Owning a greenhouse, even a plastic pop up one, is a great help to gently forcing spring flowering bulbs.

Forcing means to cause plants to come into growth earlier than they normally would. In the case of bulbs, this means you can have pots of flowers around the house as early as Christmas – weeks before they are in bloom outside.

So, instead of planting bulbs such as daffodils and tulips in the ground or in a pot which you then leave outside, keep the pot in your greenhouse and automatically your bulbs will come into life sooner. With no wind and warmer temperatures, especially around the roots, it makes a terrific difference.

Consider drainage

When growing bulbs in containers, drainage is important so have plenty of crocks (broken flower pots, scalpings or stones in the bottom of your pot.

If you’re not using a specialist bulb mixture, make your own using a compost like John Innes No 2. This includes some horticultural grit in a ratio of 2 parts compost and 1 part grit.

The compost should be damp but never saturated and should remain moist while the bulb is itself rooting.

With bulbs, roots happen well before leaf, but be patient and you’ll eventually see some top growth.

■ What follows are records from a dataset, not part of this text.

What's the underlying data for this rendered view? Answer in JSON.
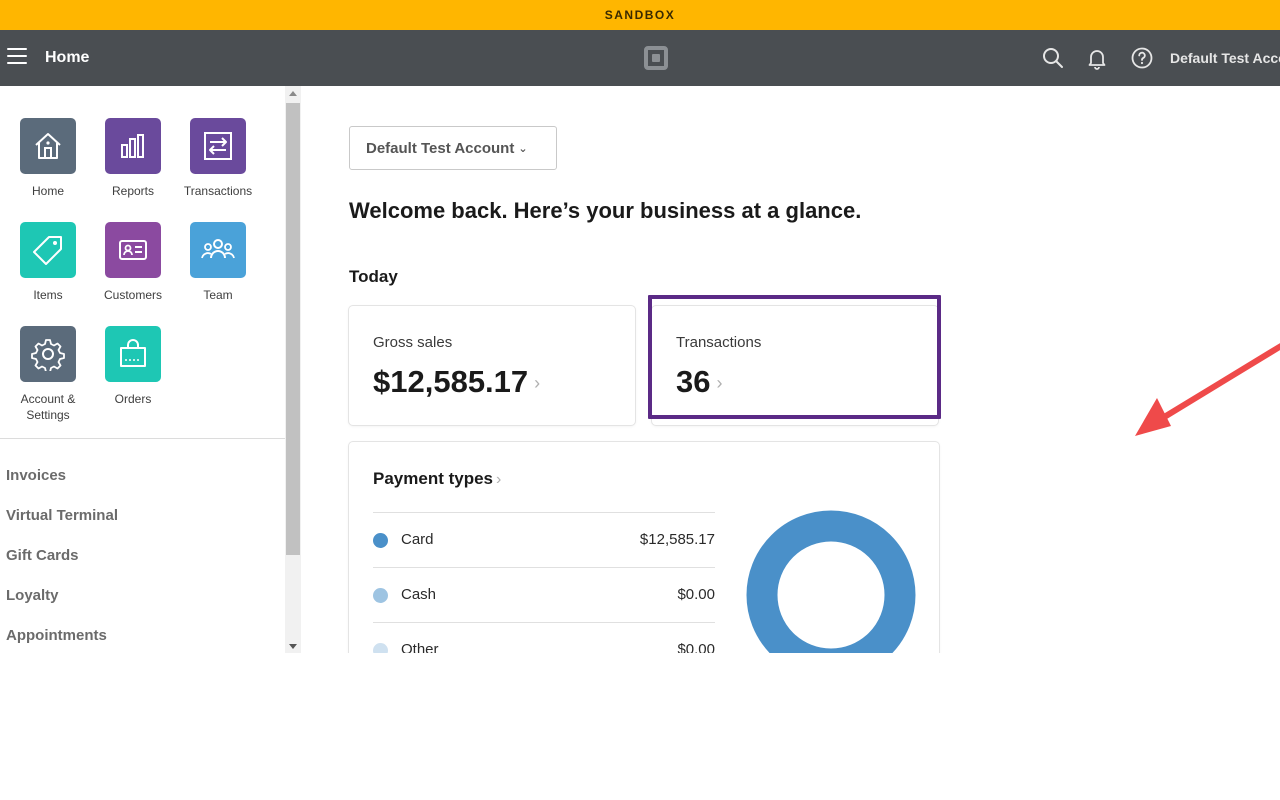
{
  "banner": {
    "text": "SANDBOX"
  },
  "topbar": {
    "title": "Home",
    "account_name": "Default Test Acco",
    "icons": [
      "menu-icon",
      "square-logo-icon",
      "search-icon",
      "bell-icon",
      "help-icon"
    ]
  },
  "sidebar": {
    "apps": [
      {
        "label": "Home",
        "icon": "home-icon",
        "color": "#5b6b7b"
      },
      {
        "label": "Reports",
        "icon": "bar-chart-icon",
        "color": "#6a4a9c"
      },
      {
        "label": "Transactions",
        "icon": "transfer-arrows-icon",
        "color": "#6a4a9c"
      },
      {
        "label": "Items",
        "icon": "tag-icon",
        "color": "#1ec7b4"
      },
      {
        "label": "Customers",
        "icon": "contact-card-icon",
        "color": "#8b4aa0"
      },
      {
        "label": "Team",
        "icon": "team-icon",
        "color": "#4aa2d9"
      },
      {
        "label": "Account &",
        "label2": "Settings",
        "icon": "gear-icon",
        "color": "#5b6b7b"
      },
      {
        "label": "Orders",
        "icon": "shopping-bag-icon",
        "color": "#1ec7b4"
      }
    ],
    "links": [
      "Invoices",
      "Virtual Terminal",
      "Gift Cards",
      "Loyalty",
      "Appointments"
    ]
  },
  "main": {
    "account_dropdown": "Default Test Account",
    "welcome": "Welcome back. Here’s your business at a glance.",
    "section": "Today",
    "gross_sales": {
      "label": "Gross sales",
      "value": "$12,585.17"
    },
    "transactions": {
      "label": "Transactions",
      "value": "36"
    },
    "payment_types": {
      "title": "Payment types",
      "rows": [
        {
          "name": "Card",
          "amount": "$12,585.17",
          "color": "#4a90c9"
        },
        {
          "name": "Cash",
          "amount": "$0.00",
          "color": "#9ec4e2"
        },
        {
          "name": "Other",
          "amount": "$0.00",
          "color": "#cfe1f0"
        }
      ]
    }
  },
  "annotation": {
    "highlight_color": "#5b2a86",
    "arrow_color": "#ef4a4a"
  }
}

When that happens, position the pots so that they get maximum light in the greenhouse and turn them every few days so they don’t head off in the wrong direction.


how to force bulbs to flower[source]

Make space on the window sill

Just before they are about to flower you can then bring them into the house to be placed on a sunny window sill, the same space where your window boxes are is fine. This will accelerate the rate of development – they will rush into flower and fill the house with the scent of spring. In winter.

If you want to be a bit more radical and produce, for example, hyacinths at Christmas or paperwhites in January you need to ‘prepare’ the bulbs.

This means that you need to create the sort of conditions that bulbs would normally experience in winter, before winter comes, so that you ‘fool’ them into flowering early.

The easiest way to do this is to buy them ready prepared, but they are more expensive like this and it is not hard to do it yourself. Just be aware of the most prevalent gardening mistakes and you will be all right.

Find a cold dark place

Potting needs to be done early.

The potted bulbs need to be kept somewhere cold (ideally between 4 and 6 degrees centigrade) and completely dark for between 10 and 16 weeks. The larger the bulb, the longer the chilling required.

I find the best place to do this is in an unheated lean-to that faces north against the back wall of my garage. It never sees the sun and is dark and chilly. But if you’re just doing a couple of pots, you can put them in the drinks fridge…

Absence of light is important with all bulbs except paperwhites and you can achieve this by covering the pots with a cardboard box.

It’s fine for the temperature to rise above that ideal range occasionally, but consistently warmer temperatures will cause the flower buds to form in the bulb (rather than on the end of the stalk).


bulbs flowering in winter[source]

Keep an eye on the roots

You’ll know that the bulbs are ready for the next stage when you can see roots emerging through the drainage holes at the bottom of the pot. Or you may even see obvious top growth (about 5-10 cm for hyacinths).

You can get scientific with this, or do it my favourite way and try to wiggle the bulbs – they should feel well secured.

Get this stage right and the next bit is easy.

Once you’re sure that the bulbs are well rooted, move them to a bright, light spot that’s a bit warmer – about 15 degrees centigrade – so that the bulbs start to grow more rapidly but they have a chance to get used to the increased warmth and light.

They need to stay here for 2-3 weeks otherwise the stalks become weak and elongated and your flowers will flop over.

After this warming up period, move them to a sunny, south facing window sill for the final flowering. Turn the pot by a quarter turn every day so that they grow straight. Your prize flowers will last longer if you then take them out of direct sunlight when they’ve opened and display them somewhere slightly cooler.



Author Bio
Julien de Bosdari is an avid gardener and the Owner of Ashridge Trees, founded in 1949 and still going to this day they supply hand picked top quality plants from hedging to flower bulbs to fruit trees among many others.